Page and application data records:
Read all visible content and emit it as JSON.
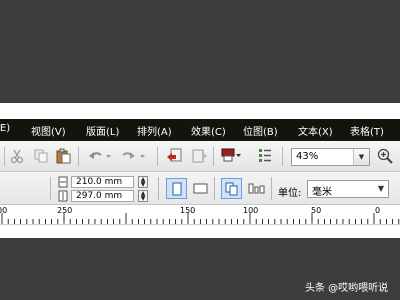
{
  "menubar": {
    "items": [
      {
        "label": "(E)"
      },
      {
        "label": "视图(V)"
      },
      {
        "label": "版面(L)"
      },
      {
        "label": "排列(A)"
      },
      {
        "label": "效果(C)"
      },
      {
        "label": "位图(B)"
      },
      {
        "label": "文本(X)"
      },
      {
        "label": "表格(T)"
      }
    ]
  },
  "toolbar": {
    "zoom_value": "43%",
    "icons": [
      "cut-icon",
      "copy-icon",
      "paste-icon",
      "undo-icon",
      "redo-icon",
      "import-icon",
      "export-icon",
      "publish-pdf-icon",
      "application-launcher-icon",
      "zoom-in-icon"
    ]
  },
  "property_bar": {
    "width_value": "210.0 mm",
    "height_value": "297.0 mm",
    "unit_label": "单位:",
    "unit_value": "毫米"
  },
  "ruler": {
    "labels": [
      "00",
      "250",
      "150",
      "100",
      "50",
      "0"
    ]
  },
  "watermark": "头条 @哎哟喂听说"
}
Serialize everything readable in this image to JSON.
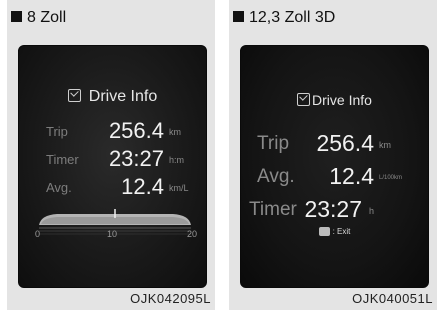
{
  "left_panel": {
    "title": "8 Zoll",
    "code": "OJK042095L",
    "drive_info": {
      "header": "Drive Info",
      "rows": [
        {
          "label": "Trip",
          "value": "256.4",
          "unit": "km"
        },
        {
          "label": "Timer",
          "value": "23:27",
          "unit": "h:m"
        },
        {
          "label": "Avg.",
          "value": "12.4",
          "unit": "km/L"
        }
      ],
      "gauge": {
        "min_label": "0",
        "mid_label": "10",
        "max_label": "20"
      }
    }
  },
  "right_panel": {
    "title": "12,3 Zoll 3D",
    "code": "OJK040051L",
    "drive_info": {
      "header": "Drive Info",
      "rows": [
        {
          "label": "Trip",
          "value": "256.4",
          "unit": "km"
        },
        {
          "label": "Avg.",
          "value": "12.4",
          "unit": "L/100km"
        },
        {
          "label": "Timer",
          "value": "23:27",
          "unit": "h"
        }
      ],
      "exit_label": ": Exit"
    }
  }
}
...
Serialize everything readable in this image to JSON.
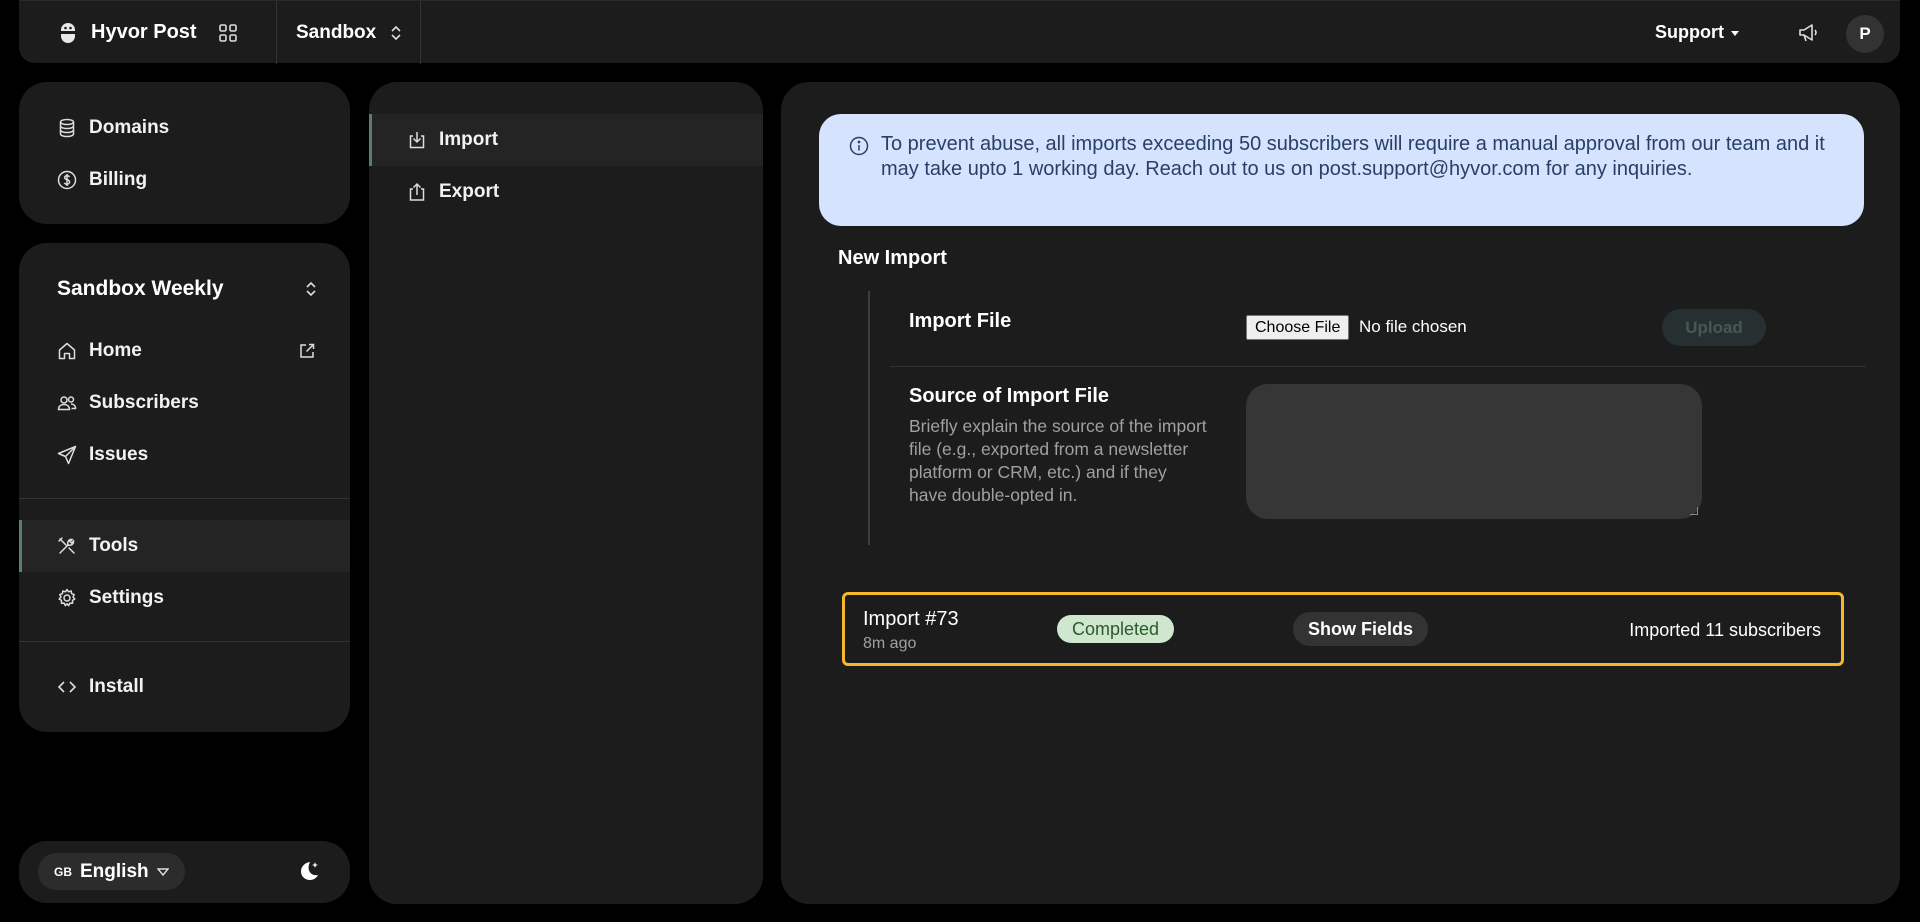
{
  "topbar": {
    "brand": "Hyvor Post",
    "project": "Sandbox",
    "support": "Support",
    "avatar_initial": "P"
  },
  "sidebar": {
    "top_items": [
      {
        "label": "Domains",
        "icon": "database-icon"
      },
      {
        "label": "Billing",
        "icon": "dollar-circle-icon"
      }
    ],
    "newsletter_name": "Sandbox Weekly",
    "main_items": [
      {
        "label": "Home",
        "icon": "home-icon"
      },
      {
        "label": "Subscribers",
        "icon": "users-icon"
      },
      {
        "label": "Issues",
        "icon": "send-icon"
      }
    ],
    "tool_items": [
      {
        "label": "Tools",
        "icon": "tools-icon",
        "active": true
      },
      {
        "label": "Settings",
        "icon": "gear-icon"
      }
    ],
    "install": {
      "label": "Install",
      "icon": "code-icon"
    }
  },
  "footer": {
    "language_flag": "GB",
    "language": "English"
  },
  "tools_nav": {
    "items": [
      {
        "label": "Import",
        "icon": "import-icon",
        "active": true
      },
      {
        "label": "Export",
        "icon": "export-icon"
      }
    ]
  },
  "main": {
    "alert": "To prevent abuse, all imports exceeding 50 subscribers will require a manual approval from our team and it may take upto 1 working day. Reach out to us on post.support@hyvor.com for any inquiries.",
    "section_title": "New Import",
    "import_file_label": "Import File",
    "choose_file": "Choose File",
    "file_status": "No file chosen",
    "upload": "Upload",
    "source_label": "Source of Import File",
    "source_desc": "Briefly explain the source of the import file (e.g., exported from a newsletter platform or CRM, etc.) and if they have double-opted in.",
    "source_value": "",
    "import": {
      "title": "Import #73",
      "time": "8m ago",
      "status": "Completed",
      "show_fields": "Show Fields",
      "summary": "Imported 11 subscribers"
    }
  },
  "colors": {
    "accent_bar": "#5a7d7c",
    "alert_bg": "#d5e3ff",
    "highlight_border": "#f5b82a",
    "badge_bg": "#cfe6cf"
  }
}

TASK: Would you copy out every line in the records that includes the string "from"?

COMPLETED TASK:
    "alert": "To prevent abuse, all imports exceeding 50 subscribers will require a manual approval from our team and it may take upto 1 working day. Reach out to us on post.support@hyvor.com for any inquiries.",
    "source_desc": "Briefly explain the source of the import file (e.g., exported from a newsletter platform or CRM, etc.) and if they have double-opted in.",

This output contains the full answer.